The financial fallout poisoned the nuclear boom. In 1983, the Washington Public Power Supply System, or WPPSS — its detractors dubbed it "Whoops" — defaulted on $2.25-billion, the largest bond default in U.S. history. The Public Service Company of Indiana abandoned a $2.5-billion investment in Marble Hill. Cincinnati Gas & Electric abandoned the almost-finished Zimmer plant.
Shoreham. Seabrook. Watts Bar. Cherokee. For reasons of safety, money and politics, all of these projects were delayed for years or shelved.
Not everyone agrees history will repeat itself.
David Parker, a senior utility analyst for Robert W. Baird in Tampa, contends "a lot of good, smart planning has gone into this next wave of nuclear construction. … I think it looks like a real wise choice for Florida."
Bill Newton, executive director of the Florida Consumer Action Network, dissents.
"We're really concerned about our pocketbooks, and getting into a situation where we have a giant, hugely expensive boondoggle on our hands."
Both Newton and Parker saw the earlier nuclear construction squeeze from the inside.
In the early 1980s, Newton worked for the Washington State agency that oversaw power plant siting. Parker worked in finance for CMS Energy in Michigan, which had invested more than $1-billion in its Midland plant before it ran out of money, turning Midland into a natural gas plant instead.
While Newton fears a "Whoops" redux, Parker believes utilities and investors learned a valuable lesson by getting burned.
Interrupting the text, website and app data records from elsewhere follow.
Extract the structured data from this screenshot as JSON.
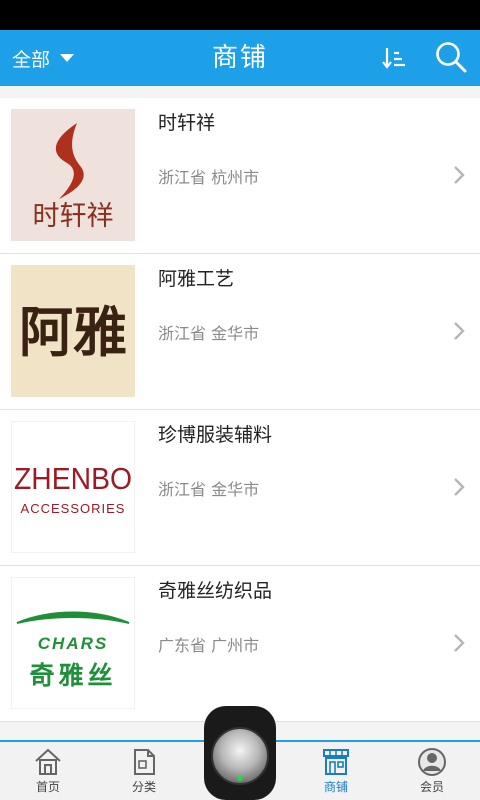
{
  "header": {
    "filter_label": "全部",
    "title": "商铺"
  },
  "shops": [
    {
      "name": "时轩祥",
      "location": "浙江省 杭州市",
      "logo_text": "时轩祥"
    },
    {
      "name": "阿雅工艺",
      "location": "浙江省 金华市",
      "logo_text": "阿雅"
    },
    {
      "name": "珍博服装辅料",
      "location": "浙江省 金华市",
      "logo_text": "ZHENBO",
      "logo_subtext": "ACCESSORIES"
    },
    {
      "name": "奇雅丝纺织品",
      "location": "广东省 广州市",
      "logo_text": "奇雅丝",
      "logo_subtext": "CHARS"
    }
  ],
  "nav": {
    "tabs": [
      {
        "label": "首页",
        "icon": "home-icon"
      },
      {
        "label": "分类",
        "icon": "category-icon"
      },
      {
        "label": "商铺",
        "icon": "shop-icon",
        "active": true
      },
      {
        "label": "会员",
        "icon": "member-icon"
      }
    ]
  },
  "colors": {
    "accent": "#1ea0e8",
    "status_bar": "#000000"
  }
}
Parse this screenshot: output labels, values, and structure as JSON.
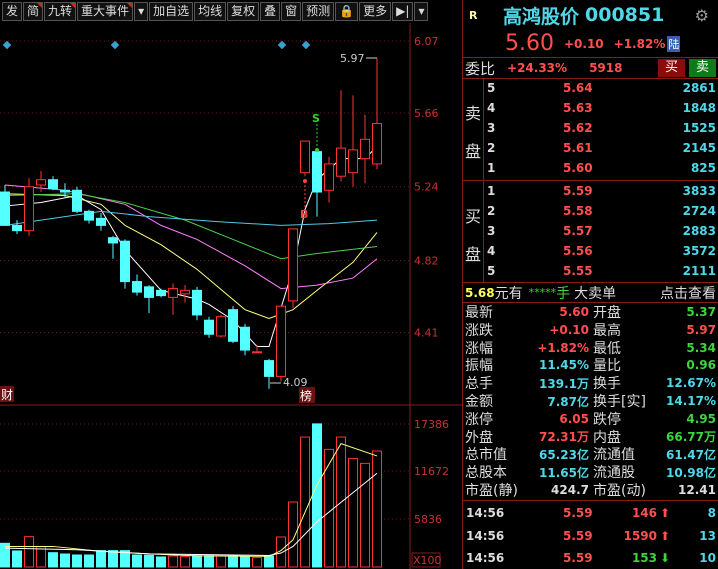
{
  "toolbar": {
    "items": [
      "发",
      "简",
      "九转",
      "重大事件",
      "▾",
      "加自选",
      "均线",
      "复权",
      "叠",
      "窗",
      "预测",
      "🔒",
      "更多",
      "▶|",
      "▾"
    ]
  },
  "stock": {
    "badge": "R",
    "name": "高鸿股价",
    "code": "000851",
    "price": "5.60",
    "change": "+0.10",
    "change_pct": "+1.82%",
    "tag": "陆"
  },
  "weibi": {
    "label": "委比",
    "pct": "+24.33%",
    "diff": "5918",
    "buy": "买",
    "sell": "卖"
  },
  "orderbook": {
    "sell_label": [
      "卖",
      "盘"
    ],
    "buy_label": [
      "买",
      "盘"
    ],
    "sell": [
      {
        "lvl": "5",
        "price": "5.64",
        "vol": "2861"
      },
      {
        "lvl": "4",
        "price": "5.63",
        "vol": "1848"
      },
      {
        "lvl": "3",
        "price": "5.62",
        "vol": "1525"
      },
      {
        "lvl": "2",
        "price": "5.61",
        "vol": "2145"
      },
      {
        "lvl": "1",
        "price": "5.60",
        "vol": "825"
      }
    ],
    "buy": [
      {
        "lvl": "1",
        "price": "5.59",
        "vol": "3833"
      },
      {
        "lvl": "2",
        "price": "5.58",
        "vol": "2724"
      },
      {
        "lvl": "3",
        "price": "5.57",
        "vol": "2883"
      },
      {
        "lvl": "4",
        "price": "5.56",
        "vol": "3572"
      },
      {
        "lvl": "5",
        "price": "5.55",
        "vol": "2111"
      }
    ]
  },
  "bigorder": {
    "price": "5.68",
    "text1": "元有",
    "stars": "*****",
    "text2": "手",
    "text3": "大卖单",
    "link": "点击查看"
  },
  "stats": [
    {
      "l1": "最新",
      "v1": "5.60",
      "c1": "red",
      "l2": "开盘",
      "v2": "5.37",
      "c2": "grn"
    },
    {
      "l1": "涨跌",
      "v1": "+0.10",
      "c1": "red",
      "l2": "最高",
      "v2": "5.97",
      "c2": "red"
    },
    {
      "l1": "涨幅",
      "v1": "+1.82%",
      "c1": "red",
      "l2": "最低",
      "v2": "5.34",
      "c2": "grn"
    },
    {
      "l1": "振幅",
      "v1": "11.45%",
      "c1": "cyan",
      "l2": "量比",
      "v2": "0.96",
      "c2": "grn"
    },
    {
      "l1": "总手",
      "v1": "139.1万",
      "c1": "cyan",
      "l2": "换手",
      "v2": "12.67%",
      "c2": "cyan"
    },
    {
      "l1": "金额",
      "v1": "7.87亿",
      "c1": "cyan",
      "l2": "换手[实]",
      "v2": "14.17%",
      "c2": "cyan"
    },
    {
      "l1": "涨停",
      "v1": "6.05",
      "c1": "red",
      "l2": "跌停",
      "v2": "4.95",
      "c2": "grn"
    },
    {
      "l1": "外盘",
      "v1": "72.31万",
      "c1": "red",
      "l2": "内盘",
      "v2": "66.77万",
      "c2": "grn"
    },
    {
      "l1": "总市值",
      "v1": "65.23亿",
      "c1": "cyan",
      "l2": "流通值",
      "v2": "61.47亿",
      "c2": "cyan"
    },
    {
      "l1": "总股本",
      "v1": "11.65亿",
      "c1": "cyan",
      "l2": "流通股",
      "v2": "10.98亿",
      "c2": "cyan"
    },
    {
      "l1": "市盈(静)",
      "v1": "424.7",
      "c1": "wht",
      "l2": "市盈(动)",
      "v2": "12.41",
      "c2": "wht"
    }
  ],
  "ticks": [
    {
      "time": "14:56",
      "price": "5.59",
      "vol": "146",
      "dir": "up",
      "n": "8"
    },
    {
      "time": "14:56",
      "price": "5.59",
      "vol": "1590",
      "dir": "up",
      "n": "13"
    },
    {
      "time": "14:56",
      "price": "5.59",
      "vol": "153",
      "dir": "down",
      "n": "10"
    }
  ],
  "colors": {
    "up": "#ff3232",
    "down": "#54ffff",
    "axis": "#c83232"
  },
  "chart_data": {
    "type": "candlestick",
    "price_ticks": [
      "6.07",
      "5.66",
      "5.24",
      "4.82",
      "4.41"
    ],
    "price_range": [
      4.0,
      6.07
    ],
    "high_label": "5.97",
    "low_label": "4.09",
    "signals": {
      "buy": "B",
      "sell": "S"
    },
    "markers": {
      "cai": "财",
      "bang": "榜"
    },
    "candles": [
      [
        5.21,
        5.25,
        5.02,
        5.02
      ],
      [
        5.02,
        5.05,
        4.97,
        4.99
      ],
      [
        4.99,
        5.29,
        4.96,
        5.24
      ],
      [
        5.25,
        5.33,
        5.21,
        5.28
      ],
      [
        5.28,
        5.3,
        5.22,
        5.23
      ],
      [
        5.22,
        5.26,
        5.18,
        5.21
      ],
      [
        5.22,
        5.24,
        5.09,
        5.1
      ],
      [
        5.1,
        5.11,
        5.03,
        5.05
      ],
      [
        5.06,
        5.09,
        4.99,
        5.02
      ],
      [
        4.95,
        4.96,
        4.83,
        4.92
      ],
      [
        4.93,
        4.94,
        4.66,
        4.7
      ],
      [
        4.7,
        4.74,
        4.62,
        4.64
      ],
      [
        4.67,
        4.68,
        4.52,
        4.61
      ],
      [
        4.65,
        4.66,
        4.61,
        4.62
      ],
      [
        4.61,
        4.69,
        4.51,
        4.66
      ],
      [
        4.63,
        4.68,
        4.58,
        4.65
      ],
      [
        4.65,
        4.67,
        4.48,
        4.51
      ],
      [
        4.48,
        4.5,
        4.38,
        4.4
      ],
      [
        4.39,
        4.51,
        4.38,
        4.5
      ],
      [
        4.54,
        4.56,
        4.35,
        4.36
      ],
      [
        4.44,
        4.46,
        4.28,
        4.31
      ],
      [
        4.3,
        4.34,
        4.3,
        4.3
      ],
      [
        4.25,
        4.26,
        4.09,
        4.16
      ],
      [
        4.16,
        4.56,
        4.13,
        4.56
      ],
      [
        4.59,
        5.0,
        4.55,
        5.0
      ],
      [
        5.32,
        5.5,
        5.3,
        5.5
      ],
      [
        5.44,
        5.45,
        5.07,
        5.21
      ],
      [
        5.22,
        5.41,
        5.15,
        5.37
      ],
      [
        5.3,
        5.79,
        5.27,
        5.46
      ],
      [
        5.32,
        5.76,
        5.24,
        5.45
      ],
      [
        5.4,
        5.65,
        5.26,
        5.51
      ],
      [
        5.37,
        5.97,
        5.34,
        5.6
      ]
    ],
    "ma": [
      {
        "name": "MA5",
        "color": "#ffffff",
        "pts": [
          [
            0,
            5.13
          ],
          [
            3,
            5.15
          ],
          [
            6,
            5.19
          ],
          [
            8,
            5.11
          ],
          [
            10,
            4.88
          ],
          [
            13,
            4.65
          ],
          [
            16,
            4.6
          ],
          [
            17,
            4.57
          ],
          [
            19,
            4.48
          ],
          [
            21,
            4.33
          ],
          [
            22,
            4.33
          ],
          [
            24,
            4.77
          ],
          [
            25,
            5.11
          ],
          [
            26,
            5.28
          ],
          [
            27,
            5.34
          ],
          [
            28,
            5.4
          ],
          [
            30,
            5.4
          ],
          [
            31,
            5.47
          ]
        ]
      },
      {
        "name": "MA10",
        "color": "#ffff80",
        "pts": [
          [
            0,
            5.2
          ],
          [
            5,
            5.19
          ],
          [
            8,
            5.14
          ],
          [
            10,
            5.02
          ],
          [
            13,
            4.91
          ],
          [
            16,
            4.77
          ],
          [
            20,
            4.54
          ],
          [
            22,
            4.49
          ],
          [
            24,
            4.54
          ],
          [
            26,
            4.65
          ],
          [
            29,
            4.81
          ],
          [
            31,
            4.98
          ]
        ]
      },
      {
        "name": "MA20",
        "color": "#ff80ff",
        "pts": [
          [
            0,
            5.25
          ],
          [
            5,
            5.22
          ],
          [
            10,
            5.14
          ],
          [
            13,
            5.02
          ],
          [
            16,
            4.94
          ],
          [
            20,
            4.79
          ],
          [
            23,
            4.66
          ],
          [
            26,
            4.68
          ],
          [
            29,
            4.72
          ],
          [
            31,
            4.83
          ]
        ]
      },
      {
        "name": "MA30",
        "color": "#50d050",
        "pts": [
          [
            0,
            5.19
          ],
          [
            6,
            5.2
          ],
          [
            10,
            5.15
          ],
          [
            15,
            5.05
          ],
          [
            19,
            4.94
          ],
          [
            23,
            4.83
          ],
          [
            26,
            4.86
          ],
          [
            31,
            4.9
          ]
        ]
      },
      {
        "name": "MA60",
        "color": "#50c8e8",
        "pts": [
          [
            0,
            5.02
          ],
          [
            4,
            5.06
          ],
          [
            8,
            5.1
          ],
          [
            12,
            5.07
          ],
          [
            18,
            5.04
          ],
          [
            23,
            5.02
          ],
          [
            27,
            5.03
          ],
          [
            31,
            5.05
          ]
        ]
      }
    ],
    "volume_ticks": [
      "17386",
      "11672",
      "5836"
    ],
    "volume_unit": "X100",
    "volume": [
      2880,
      1950,
      3690,
      2470,
      1740,
      1580,
      1460,
      1460,
      1990,
      1990,
      1990,
      1460,
      1420,
      1220,
      1340,
      1260,
      1380,
      1380,
      1340,
      1340,
      1260,
      1140,
      1340,
      3650,
      7900,
      15800,
      17400,
      14300,
      15800,
      13200,
      12600,
      14100
    ],
    "volume_ma": [
      {
        "name": "VMA5",
        "color": "#ffff80",
        "pts": [
          [
            0,
            2500
          ],
          [
            4,
            2500
          ],
          [
            8,
            1900
          ],
          [
            12,
            1600
          ],
          [
            16,
            1350
          ],
          [
            22,
            1300
          ],
          [
            23,
            2000
          ],
          [
            24,
            3300
          ],
          [
            26,
            10000
          ],
          [
            28,
            15000
          ],
          [
            31,
            13500
          ]
        ]
      },
      {
        "name": "VMA10",
        "color": "#ffffff",
        "pts": [
          [
            0,
            2300
          ],
          [
            6,
            2100
          ],
          [
            12,
            1600
          ],
          [
            22,
            1400
          ],
          [
            23,
            1700
          ],
          [
            24,
            2500
          ],
          [
            26,
            5500
          ],
          [
            31,
            11400
          ]
        ]
      }
    ]
  }
}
"That said," Parker added ruefully, "call me in a decade and ask me again."
Asjylyn Loder can be reached at firstname.lastname@example.org or (813) 225-3117.